But now that Razib Khan has informed us that "race" means anything he says it means, he switches the subject back to species:
The Bushmen are human. The Bonobos are not. Why? I don’t think it has been definitively proven that modern humans and Bonobos are not inter-fertile. Granted, the separation between the Bonobos and humans are about two orders of magnitude greater than Bushmen and other humans, but there is some evidence that Bushmen have admixture from archaic lineages diverged nearly 1 million years into the past, pushing elements below a magnitude! Where do you draw the line? Species are a typological concept, but usually as a pure categorical typology the class is useless. Rather, it’s a tool, a framework. What you do with a tool, well, that’s a different thing altogether…. 

His argument seems to be that it's OK to use the word "race" in inexact ways because, he claims, speciation is also inexact.

In another essay of his Why race as a biological construct matters, in which he fails utterly to prove that race as a biological construct exists, let alone matters, he also mentions a "framework":
There is no Platonic sense where there are perfect categories with ideal uses. Rather, we muddle on, making usage of heuristics and frameworks which are serviceable for the moment. We lose our way when we ignore the multi-textured nature of the issues.
His use of "Platonic" is curious. He uses it again in American Racial Boundaries Are Quite Distinct (For Now):
It is entirely reasonable to argue that racial categories in the United States are blurred if one holds to a Platonic and essentialist view which resembles that which underpinned white racial supremacy and the law of hypdoescent. But as it is these views have no necessary scientific basis, and a percent or two of African ancestry in someone who is ~98 percent of European ancestry does not make them non-white in any rational sense. The 12 year old paper, Categorization of humans in biomedical research: genes, race and disease, has aged well in my opinion. A conclusion that 10 percent of whites in South Carolina are actually black because they have detectable African ancestry strikes me as crazy. But then, hypodescent also strikes me as somewhat crazy, though the rationale which drove it is also eminently understandable (i.e., the exclusion of illegitimate children and maintenance of a racial order). I hold that the racial lines are “blurred” only if you hold to the criteria which arose in the 17th and 18th centuries in the culture of the American South.
Khan seems to be saying (his prose is so lacking in clarity I can't say definitely) is that the NYTimes is the real racist, by saying that racial categories are blurred (in the article that he references earlier  White? Black? A Murky Distinction Grows Still Murkier

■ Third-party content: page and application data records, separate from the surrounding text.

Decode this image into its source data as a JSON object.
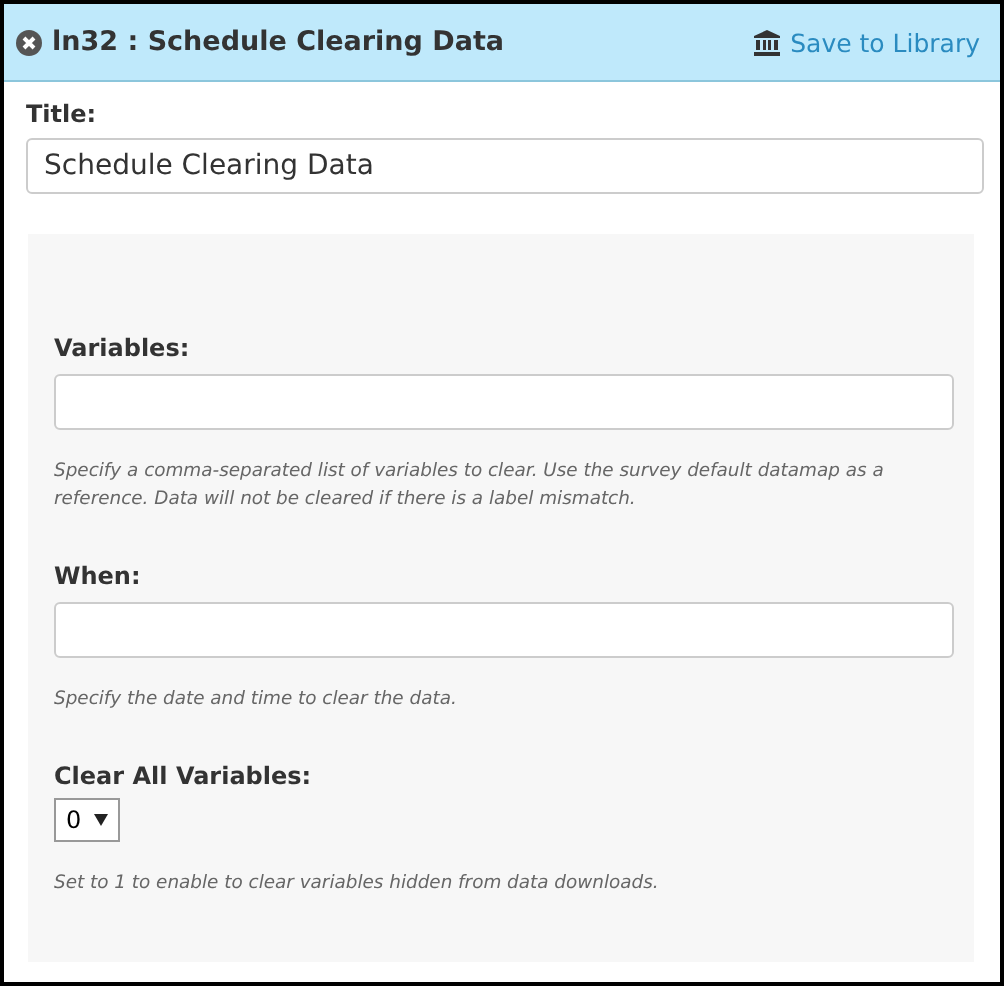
{
  "header": {
    "title": "ln32 : Schedule Clearing Data",
    "action": "Save to Library"
  },
  "title_field": {
    "label": "Title:",
    "value": "Schedule Clearing Data"
  },
  "fields": [
    {
      "kind": "text",
      "label": "Variables:",
      "help": "Specify a comma-separated list of variables to clear. Use the survey default datamap as a reference. Data will not be cleared if there is a label mismatch."
    },
    {
      "kind": "text",
      "label": "When:",
      "help": "Specify the date and time to clear the data."
    },
    {
      "kind": "select",
      "label": "Clear All Variables:",
      "value": "0",
      "help": "Set to 1 to enable to clear variables hidden from data downloads."
    }
  ]
}
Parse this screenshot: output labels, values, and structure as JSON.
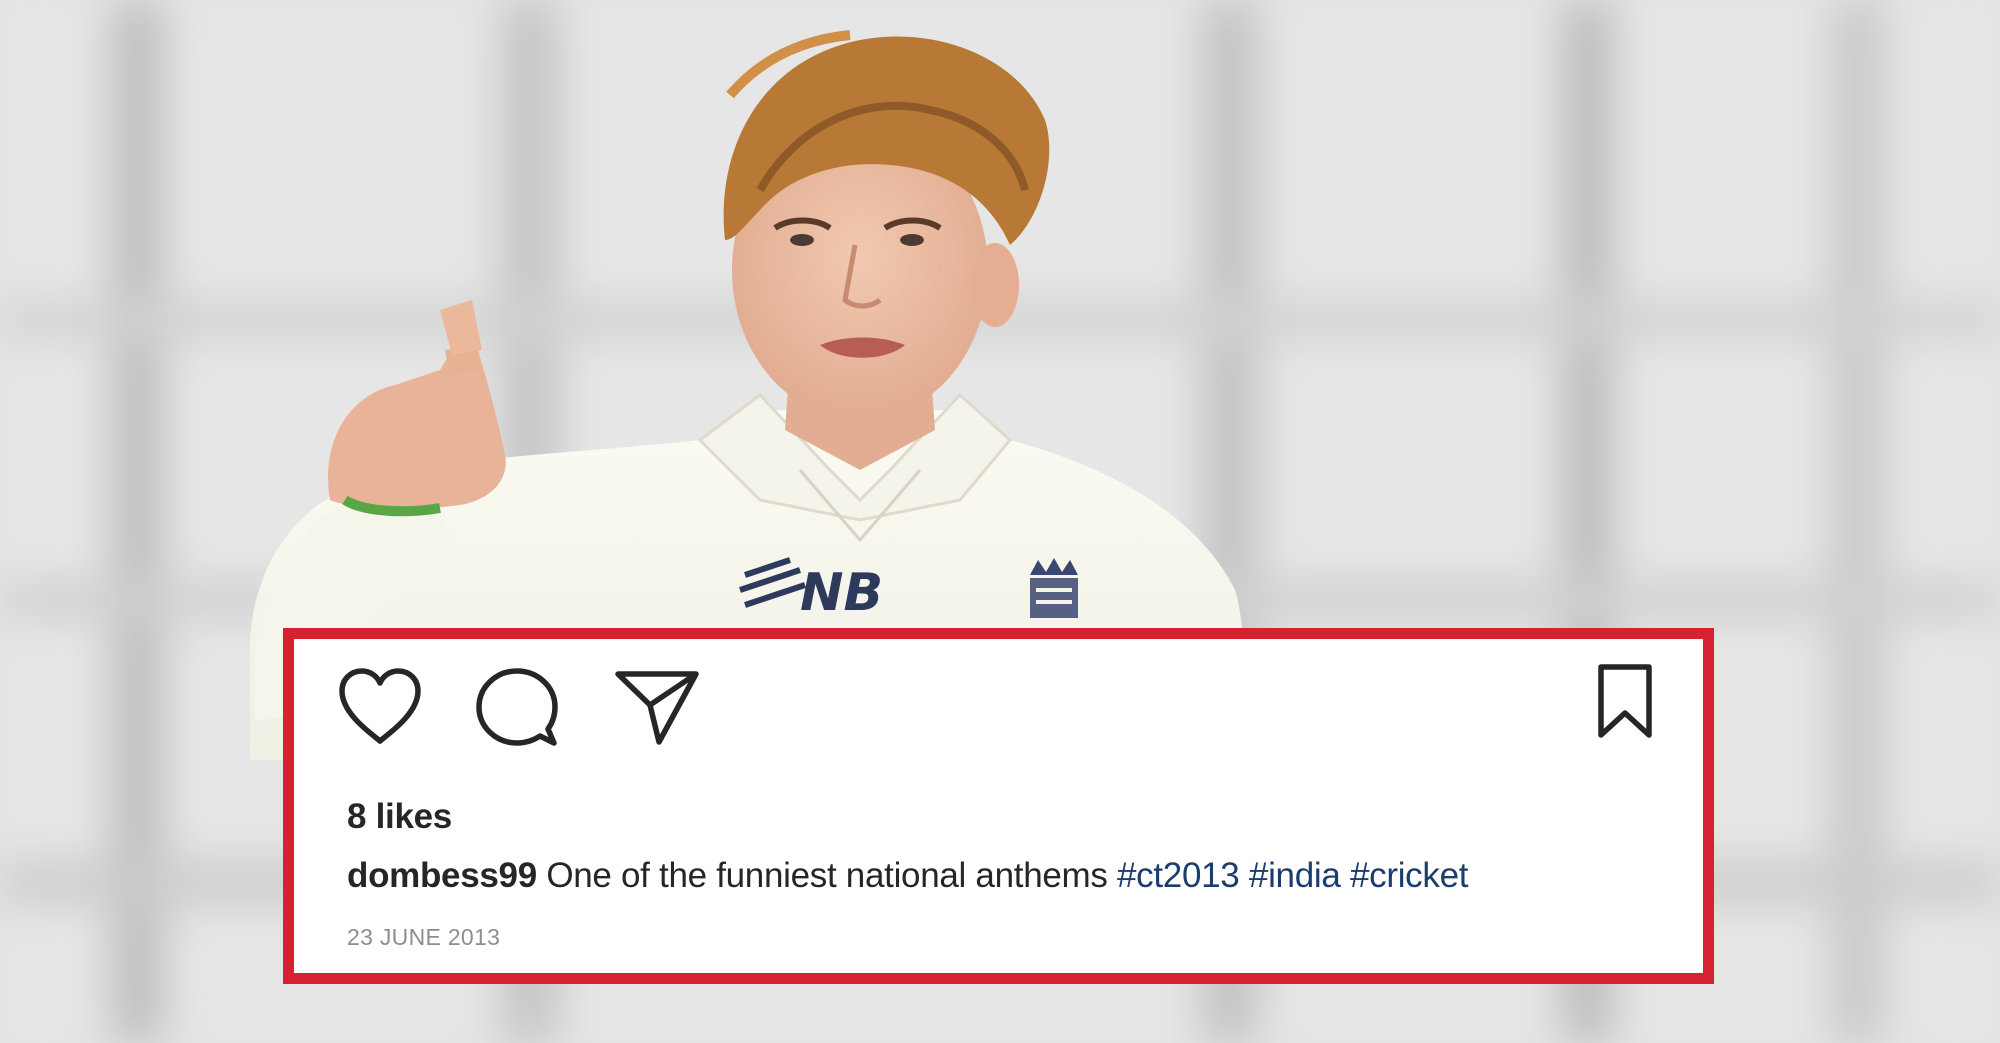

Because they hold  to "to a Platonic and essentialist view which resembles that which underpinned white racial supremacy and the law of hypodescent."

In other words, by accepting the usual social understanding of "race" and then pointing out that the social understanding of race is not based on a clear biological distinction, the NYTimes is being "Platonic and essentialist" just like white supremacists!

This is what it says in that Times article:
In the United States, there is a long tradition of trying to draw sharp lines between ethnic groups, but our ancestry is a fluid and complex matter. In recent years geneticists have been uncovering new evidence about our shared heritage, and last week a team of scientists published the biggest genetic profile of the United States to date, based on a study of 160,000 people
But Khan is the king of slippery writing, either due to incompetence or on purpose, so you have to really tease out the meaning - or the lack of meaning - in everything he writes.

So Razib Khan doesn't consider "race" a tidy biological entity, but he considers racial classification a "tool" and a "framework." So how exactly does he propose to use that tool?

I will get to that soon.